Since the fundamental problem is the greatly increasing ratio of those getting pensions to those contributing to the program, option (4) seems appropriate. The AP only calculated the result of raising retirement age from 67 to 70. We could go further. When Social Security was established, most folks expected to continue supporting themselves throughout their life. The idea that most of us can retire is quite recent. But the issue with this line of thinking is that those who most need the Social Security retirement benefit have low wage jobs that tend to be least suitable for older people. Those with higher paying jobs can invest in their own pension plans, can more easily continue working while their body ages, can better mitigate the effects of aging, and are more likely to have work that remains attractive. So maybe we should also adopt option (6) because higher income folks can increase their retirement benefits by investing in a supplementary plan. Option (5) seems a gimmick, a way to avoid addressing the underlying challenge.
Our culture has changed enough in the last century (I hope) that winding down Social Security is not an option. Most of us now need an employer so we can support ourselves, and we need to be well enough to work. More people do become self-employed when there’s a persistently high lack of jobs but they will never be more than a minority in today’s economy. Granted, we have many people living on the streets begging and/or thieving, we support by far the world’s greatest number of citizens in jail, and we have people benefitting from Social Security who should be working, but most of us now favor OASDI because we know people can’t always get a job. If today’s Great Recession degenerates into another Great Depression, only the uber-rich may disagree.
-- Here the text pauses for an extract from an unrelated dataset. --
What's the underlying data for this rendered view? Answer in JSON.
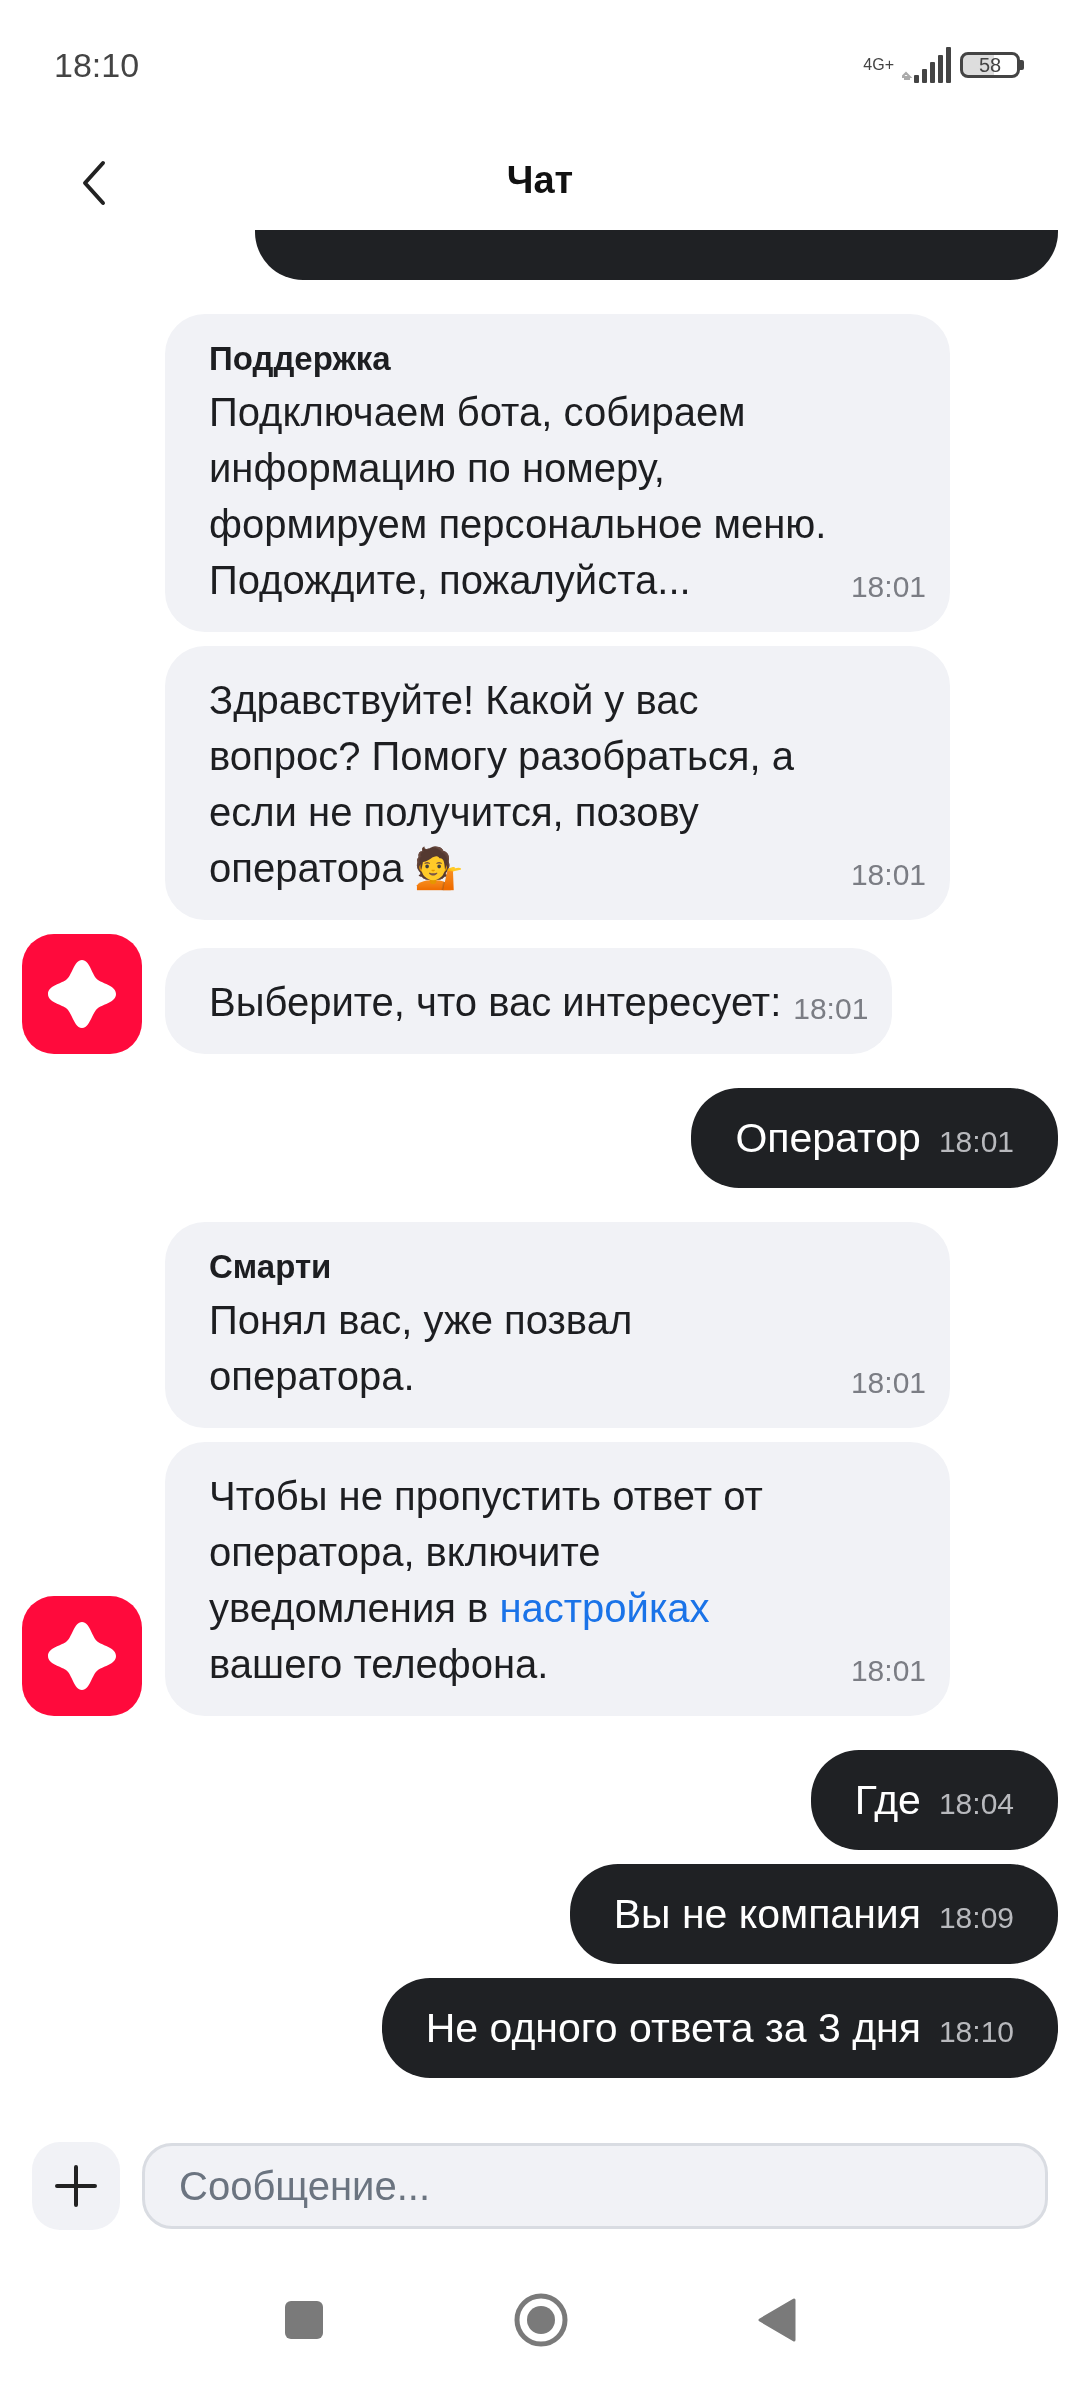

So the more difficult question is to what extent we should increase Social Security’s revenue. Recall that the payroll tax ceiling was higher under Reagan and we could (option 1) eliminate much of the projected shortfall by reinstating that level. We could also secure the program’s finances by slowly raising the tax rate (option 2). That seems reasonable since future beneficiaries are likely to receive more benefits for a longer time but I prefer option (1), eliminating the ceiling altogether, because that would partially reverse the 1961-2011 shift in tax collection from high to lower income folks. Our society was not improved by that shift.
The greatest challenge is implied by option (3), increasing wages and creating more jobs. It’s easier to imagine an accelerating reduction in the number of jobs for humans as more and more jobs can be done by computers and robots. I touched on this in other posts and will return to it in more depth. Planning for society with only the jobs that will still be available to humans in 2050 may be our greatest strategic challenge. But today we need to address the more immediate problem, preventing Social Security from being defunded.
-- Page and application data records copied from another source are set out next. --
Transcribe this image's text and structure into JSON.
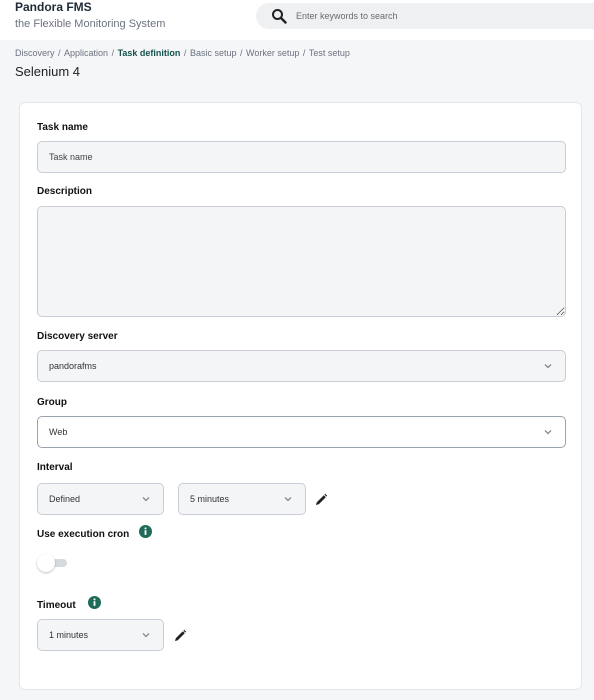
{
  "header": {
    "app_name": "Pandora FMS",
    "tagline": "the Flexible Monitoring System",
    "search_placeholder": "Enter keywords to search"
  },
  "breadcrumb": {
    "items": [
      "Discovery",
      "Application",
      "Task definition",
      "Basic setup",
      "Worker setup",
      "Test setup"
    ],
    "active": "Task definition"
  },
  "page_title": "Selenium 4",
  "form": {
    "task_name_label": "Task name",
    "task_name_placeholder": "Task name",
    "description_label": "Description",
    "description_value": "",
    "discovery_server_label": "Discovery server",
    "discovery_server_value": "pandorafms",
    "group_label": "Group",
    "group_value": "Web",
    "interval_label": "Interval",
    "interval_mode_value": "Defined",
    "interval_value": "5 minutes",
    "use_exec_cron_label": "Use execution cron",
    "use_exec_cron_enabled": false,
    "timeout_label": "Timeout",
    "timeout_value": "1 minutes"
  },
  "colors": {
    "accent": "#14524f",
    "info_icon": "#1e6b5a"
  }
}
More accurately, the type of insurance provided by OASDI is what changed. It was originally analogous to term life insurance, which provides protection against premature death. You typically pay premiums on such a policy only while your kids are young. It’s relatively low cost because you’ll probably cancel the policy when your kids leave home, so the insurer rarely needs to make the promised payment. OASDI was similar in that you would, on average, not collect the benefit because life expectancy was 3 years less than the age when benefits were first payable.
OASDI later became more like whole life insurance or one of its variants, which offer both risk mitigation and investment and always provide a payment. The change came about because life expectancy increased. That meant the average person lived long enough to collect benefits, which, of course, increased OASDI’s cost.
As noted above, unlike whole life insurers who must invest a portion of what would otherwise be profits for the benefit of policy holders, the Federal Government has not invested its surplus of revenue over payouts. It can be argued this is unimportant because the government can borrow to make up for the future shortfall but it is at best a misleading form of accounting.